TMJ pain isn’t always limited to the area where your jaw joints are. It’s actually quite common for the discomfort to radiate well into your forehead, scalp, ears, neck, shoulders, back, and your teeth.
Since bruxism (clenching and grinding) is a primary factor with TMJ disorder, it’s important to look at the condition as a series of muscles contracting over and over. Each of those muscles has an entry point where they connect to your body. If one end is at the TMJ, the other is elsewhere. That’s why it’s so common for your neck and shoulders to tense up if you’re constantly tightening your jaw.
Headaches and earaches are common symptoms of TMJ disorder. Even if you visit an ENT and have no apparent signs of an ear infection, you could have serious ear pain because of how close your ears are to your TMJ.

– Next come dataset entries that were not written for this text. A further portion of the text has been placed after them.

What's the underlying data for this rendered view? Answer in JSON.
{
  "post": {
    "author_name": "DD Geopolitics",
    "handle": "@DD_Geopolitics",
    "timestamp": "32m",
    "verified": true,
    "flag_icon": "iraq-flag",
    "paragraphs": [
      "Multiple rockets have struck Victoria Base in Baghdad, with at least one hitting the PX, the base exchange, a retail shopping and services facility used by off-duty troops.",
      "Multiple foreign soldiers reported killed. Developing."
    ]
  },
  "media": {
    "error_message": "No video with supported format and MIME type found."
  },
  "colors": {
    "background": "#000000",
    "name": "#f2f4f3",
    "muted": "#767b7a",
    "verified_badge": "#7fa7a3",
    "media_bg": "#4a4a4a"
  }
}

And of course, it’s possible to feel pain in and immediately around your TMJ. Joint stiffness, popping, clicking, and limited range of motion are some of the most common symptoms to accompany any soreness.